-- Problem requirements --
Search the entries below. Return every line that has "this" in it.
■ ■ ■ ■ ■
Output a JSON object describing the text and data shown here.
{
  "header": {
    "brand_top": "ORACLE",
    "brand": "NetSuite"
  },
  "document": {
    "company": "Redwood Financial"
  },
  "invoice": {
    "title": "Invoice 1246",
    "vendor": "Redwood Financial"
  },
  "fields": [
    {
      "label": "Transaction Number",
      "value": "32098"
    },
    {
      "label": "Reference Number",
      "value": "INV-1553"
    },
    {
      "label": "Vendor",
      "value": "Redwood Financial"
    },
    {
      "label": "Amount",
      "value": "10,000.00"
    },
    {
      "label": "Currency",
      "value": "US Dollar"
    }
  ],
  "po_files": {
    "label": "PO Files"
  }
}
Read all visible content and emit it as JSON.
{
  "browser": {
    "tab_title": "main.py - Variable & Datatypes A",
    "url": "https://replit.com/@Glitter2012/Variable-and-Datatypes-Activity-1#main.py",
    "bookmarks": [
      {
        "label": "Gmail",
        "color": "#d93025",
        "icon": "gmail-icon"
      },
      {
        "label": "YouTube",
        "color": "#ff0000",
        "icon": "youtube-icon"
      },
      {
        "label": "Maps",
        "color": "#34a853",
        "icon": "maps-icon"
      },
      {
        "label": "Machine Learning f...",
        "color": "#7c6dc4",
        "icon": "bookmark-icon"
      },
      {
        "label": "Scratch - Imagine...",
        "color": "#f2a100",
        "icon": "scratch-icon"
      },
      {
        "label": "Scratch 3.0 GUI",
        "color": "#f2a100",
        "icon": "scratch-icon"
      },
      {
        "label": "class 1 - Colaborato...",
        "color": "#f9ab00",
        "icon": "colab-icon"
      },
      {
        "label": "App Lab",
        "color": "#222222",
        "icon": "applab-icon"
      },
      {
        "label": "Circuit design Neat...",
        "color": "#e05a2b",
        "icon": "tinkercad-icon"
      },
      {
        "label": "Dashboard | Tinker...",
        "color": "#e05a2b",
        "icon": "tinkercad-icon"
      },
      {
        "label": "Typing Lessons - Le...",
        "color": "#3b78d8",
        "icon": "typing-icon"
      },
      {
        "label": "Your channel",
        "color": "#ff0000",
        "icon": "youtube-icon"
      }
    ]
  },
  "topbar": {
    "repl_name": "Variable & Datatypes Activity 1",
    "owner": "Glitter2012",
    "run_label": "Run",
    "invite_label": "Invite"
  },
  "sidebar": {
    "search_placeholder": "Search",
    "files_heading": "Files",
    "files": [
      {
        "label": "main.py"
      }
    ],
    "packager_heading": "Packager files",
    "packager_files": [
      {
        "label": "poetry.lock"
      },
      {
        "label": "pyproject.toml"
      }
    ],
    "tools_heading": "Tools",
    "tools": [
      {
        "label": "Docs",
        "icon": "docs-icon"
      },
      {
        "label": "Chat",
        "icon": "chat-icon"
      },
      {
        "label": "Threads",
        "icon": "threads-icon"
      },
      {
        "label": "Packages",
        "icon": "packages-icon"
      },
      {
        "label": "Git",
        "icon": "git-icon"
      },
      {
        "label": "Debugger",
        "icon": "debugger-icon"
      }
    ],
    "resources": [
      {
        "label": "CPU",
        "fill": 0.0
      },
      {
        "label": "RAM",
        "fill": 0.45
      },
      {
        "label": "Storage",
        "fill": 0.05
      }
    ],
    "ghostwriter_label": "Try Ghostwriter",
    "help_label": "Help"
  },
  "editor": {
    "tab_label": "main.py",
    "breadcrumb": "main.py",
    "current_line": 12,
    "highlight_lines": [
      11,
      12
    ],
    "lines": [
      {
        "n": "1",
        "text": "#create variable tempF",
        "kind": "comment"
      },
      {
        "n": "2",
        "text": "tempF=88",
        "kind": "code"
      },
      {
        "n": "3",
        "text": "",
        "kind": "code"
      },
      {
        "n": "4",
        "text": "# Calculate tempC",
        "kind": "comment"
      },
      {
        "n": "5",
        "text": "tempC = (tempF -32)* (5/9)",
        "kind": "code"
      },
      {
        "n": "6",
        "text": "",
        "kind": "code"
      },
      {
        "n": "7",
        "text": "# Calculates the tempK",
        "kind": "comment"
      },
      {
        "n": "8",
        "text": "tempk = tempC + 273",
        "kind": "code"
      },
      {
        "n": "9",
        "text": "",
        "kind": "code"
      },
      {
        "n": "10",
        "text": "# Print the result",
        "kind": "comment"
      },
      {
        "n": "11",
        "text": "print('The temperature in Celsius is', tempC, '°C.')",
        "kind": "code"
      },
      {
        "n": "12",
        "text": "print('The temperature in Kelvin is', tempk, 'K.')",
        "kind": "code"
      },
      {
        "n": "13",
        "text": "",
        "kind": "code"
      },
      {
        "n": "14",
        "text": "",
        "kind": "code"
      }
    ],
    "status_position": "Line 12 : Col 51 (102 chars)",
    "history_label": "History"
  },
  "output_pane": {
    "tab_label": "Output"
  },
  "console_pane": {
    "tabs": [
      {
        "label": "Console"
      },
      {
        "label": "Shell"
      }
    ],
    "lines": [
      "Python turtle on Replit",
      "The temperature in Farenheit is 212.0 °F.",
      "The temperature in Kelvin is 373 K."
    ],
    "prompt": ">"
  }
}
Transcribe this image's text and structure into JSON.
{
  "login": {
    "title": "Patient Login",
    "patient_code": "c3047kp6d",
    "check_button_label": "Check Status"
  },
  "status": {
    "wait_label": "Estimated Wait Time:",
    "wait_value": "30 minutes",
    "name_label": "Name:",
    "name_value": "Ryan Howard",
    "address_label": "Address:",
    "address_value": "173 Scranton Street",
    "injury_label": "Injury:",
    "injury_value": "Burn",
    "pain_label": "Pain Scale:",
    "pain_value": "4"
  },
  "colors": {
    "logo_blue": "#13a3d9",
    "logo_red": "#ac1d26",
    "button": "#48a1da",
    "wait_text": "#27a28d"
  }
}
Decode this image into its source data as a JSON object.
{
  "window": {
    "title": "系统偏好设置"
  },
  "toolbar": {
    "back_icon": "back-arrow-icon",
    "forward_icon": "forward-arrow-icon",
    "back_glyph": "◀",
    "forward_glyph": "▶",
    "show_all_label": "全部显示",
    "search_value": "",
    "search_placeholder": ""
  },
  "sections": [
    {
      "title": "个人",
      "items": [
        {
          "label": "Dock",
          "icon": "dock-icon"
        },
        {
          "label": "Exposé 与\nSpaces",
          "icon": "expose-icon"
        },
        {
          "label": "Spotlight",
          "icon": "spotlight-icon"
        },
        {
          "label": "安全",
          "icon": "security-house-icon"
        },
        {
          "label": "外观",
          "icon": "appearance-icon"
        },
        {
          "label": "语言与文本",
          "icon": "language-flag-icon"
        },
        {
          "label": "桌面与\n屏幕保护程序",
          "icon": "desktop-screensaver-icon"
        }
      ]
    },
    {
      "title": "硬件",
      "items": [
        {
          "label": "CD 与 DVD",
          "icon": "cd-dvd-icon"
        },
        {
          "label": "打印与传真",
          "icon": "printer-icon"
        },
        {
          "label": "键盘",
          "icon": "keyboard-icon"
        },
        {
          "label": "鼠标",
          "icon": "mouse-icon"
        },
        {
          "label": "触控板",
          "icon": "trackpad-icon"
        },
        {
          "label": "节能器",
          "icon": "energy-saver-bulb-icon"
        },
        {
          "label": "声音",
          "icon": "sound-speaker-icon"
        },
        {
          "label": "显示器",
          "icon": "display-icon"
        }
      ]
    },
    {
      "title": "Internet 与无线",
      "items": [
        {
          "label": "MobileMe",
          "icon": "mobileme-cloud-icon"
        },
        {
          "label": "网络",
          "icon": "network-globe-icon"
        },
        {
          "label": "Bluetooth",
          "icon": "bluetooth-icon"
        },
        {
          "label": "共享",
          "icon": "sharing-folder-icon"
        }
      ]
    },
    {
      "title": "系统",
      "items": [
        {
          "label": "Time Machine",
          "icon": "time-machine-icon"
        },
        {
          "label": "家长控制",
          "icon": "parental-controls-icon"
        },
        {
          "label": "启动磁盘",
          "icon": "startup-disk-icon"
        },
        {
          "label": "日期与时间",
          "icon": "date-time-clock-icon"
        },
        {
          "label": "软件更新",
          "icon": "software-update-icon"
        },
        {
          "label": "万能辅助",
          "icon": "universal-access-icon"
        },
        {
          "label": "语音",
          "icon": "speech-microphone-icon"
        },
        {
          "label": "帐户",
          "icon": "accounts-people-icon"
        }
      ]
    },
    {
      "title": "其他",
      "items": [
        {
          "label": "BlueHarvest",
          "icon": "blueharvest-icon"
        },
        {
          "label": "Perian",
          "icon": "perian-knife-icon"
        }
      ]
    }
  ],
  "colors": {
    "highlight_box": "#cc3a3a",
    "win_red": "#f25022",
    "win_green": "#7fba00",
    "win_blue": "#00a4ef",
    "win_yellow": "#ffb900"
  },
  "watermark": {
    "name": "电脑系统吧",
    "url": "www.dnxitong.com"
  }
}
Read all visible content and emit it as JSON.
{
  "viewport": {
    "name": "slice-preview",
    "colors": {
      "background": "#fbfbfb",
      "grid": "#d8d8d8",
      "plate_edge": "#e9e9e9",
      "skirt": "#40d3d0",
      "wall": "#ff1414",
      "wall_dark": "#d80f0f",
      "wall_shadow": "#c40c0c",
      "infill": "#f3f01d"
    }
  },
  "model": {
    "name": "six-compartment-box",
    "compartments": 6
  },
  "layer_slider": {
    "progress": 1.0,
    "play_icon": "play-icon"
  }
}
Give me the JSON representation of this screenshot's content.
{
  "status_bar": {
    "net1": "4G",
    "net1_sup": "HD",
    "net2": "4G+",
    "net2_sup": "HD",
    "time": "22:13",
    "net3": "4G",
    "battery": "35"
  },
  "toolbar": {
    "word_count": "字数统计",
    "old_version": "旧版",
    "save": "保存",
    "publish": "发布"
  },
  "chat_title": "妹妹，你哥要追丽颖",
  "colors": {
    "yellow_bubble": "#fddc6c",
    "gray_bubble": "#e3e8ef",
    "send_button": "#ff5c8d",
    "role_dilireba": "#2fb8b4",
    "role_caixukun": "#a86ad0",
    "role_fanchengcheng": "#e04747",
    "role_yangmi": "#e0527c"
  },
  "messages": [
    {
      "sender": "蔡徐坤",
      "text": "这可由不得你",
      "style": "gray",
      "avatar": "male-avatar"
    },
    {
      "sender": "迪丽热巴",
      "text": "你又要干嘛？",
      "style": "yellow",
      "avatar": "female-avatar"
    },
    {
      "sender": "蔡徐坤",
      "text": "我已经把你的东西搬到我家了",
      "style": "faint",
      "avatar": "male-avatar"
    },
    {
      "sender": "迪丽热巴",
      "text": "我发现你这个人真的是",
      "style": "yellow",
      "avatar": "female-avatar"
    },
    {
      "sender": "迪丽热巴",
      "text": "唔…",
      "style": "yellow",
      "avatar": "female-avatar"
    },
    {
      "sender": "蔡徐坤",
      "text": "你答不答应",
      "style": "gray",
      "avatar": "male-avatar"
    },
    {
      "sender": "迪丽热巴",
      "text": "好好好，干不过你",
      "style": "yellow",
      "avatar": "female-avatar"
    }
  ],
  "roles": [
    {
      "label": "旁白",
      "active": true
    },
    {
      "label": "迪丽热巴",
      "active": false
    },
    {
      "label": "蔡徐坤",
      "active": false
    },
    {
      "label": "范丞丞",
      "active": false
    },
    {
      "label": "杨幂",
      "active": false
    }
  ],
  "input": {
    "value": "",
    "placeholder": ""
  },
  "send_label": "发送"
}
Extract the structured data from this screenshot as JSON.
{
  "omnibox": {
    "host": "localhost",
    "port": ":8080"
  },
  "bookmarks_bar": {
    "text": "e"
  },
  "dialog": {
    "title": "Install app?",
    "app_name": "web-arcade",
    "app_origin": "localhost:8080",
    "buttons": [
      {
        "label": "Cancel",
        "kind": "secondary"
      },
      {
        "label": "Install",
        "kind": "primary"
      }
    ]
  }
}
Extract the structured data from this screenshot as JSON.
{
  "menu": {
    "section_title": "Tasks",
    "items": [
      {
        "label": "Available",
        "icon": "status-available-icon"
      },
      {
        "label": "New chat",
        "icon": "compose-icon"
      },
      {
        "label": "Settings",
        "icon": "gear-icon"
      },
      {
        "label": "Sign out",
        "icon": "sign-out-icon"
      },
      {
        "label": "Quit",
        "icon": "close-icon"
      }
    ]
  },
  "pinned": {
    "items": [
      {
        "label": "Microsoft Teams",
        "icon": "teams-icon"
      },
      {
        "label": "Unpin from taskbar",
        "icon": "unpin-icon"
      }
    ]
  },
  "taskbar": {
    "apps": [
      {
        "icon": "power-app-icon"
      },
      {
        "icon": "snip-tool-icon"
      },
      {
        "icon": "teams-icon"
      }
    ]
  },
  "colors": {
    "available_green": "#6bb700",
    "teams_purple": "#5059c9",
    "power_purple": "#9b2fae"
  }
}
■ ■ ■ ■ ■
-- Answer to the exercise --
Transcribe this image's text and structure into JSON.
Decode this image into its source data as a JSON object.
Give me the JSON representation of this screenshot's content.
Extract the structured data from this screenshot as JSON.
Extract the structured data from this screenshot as JSON.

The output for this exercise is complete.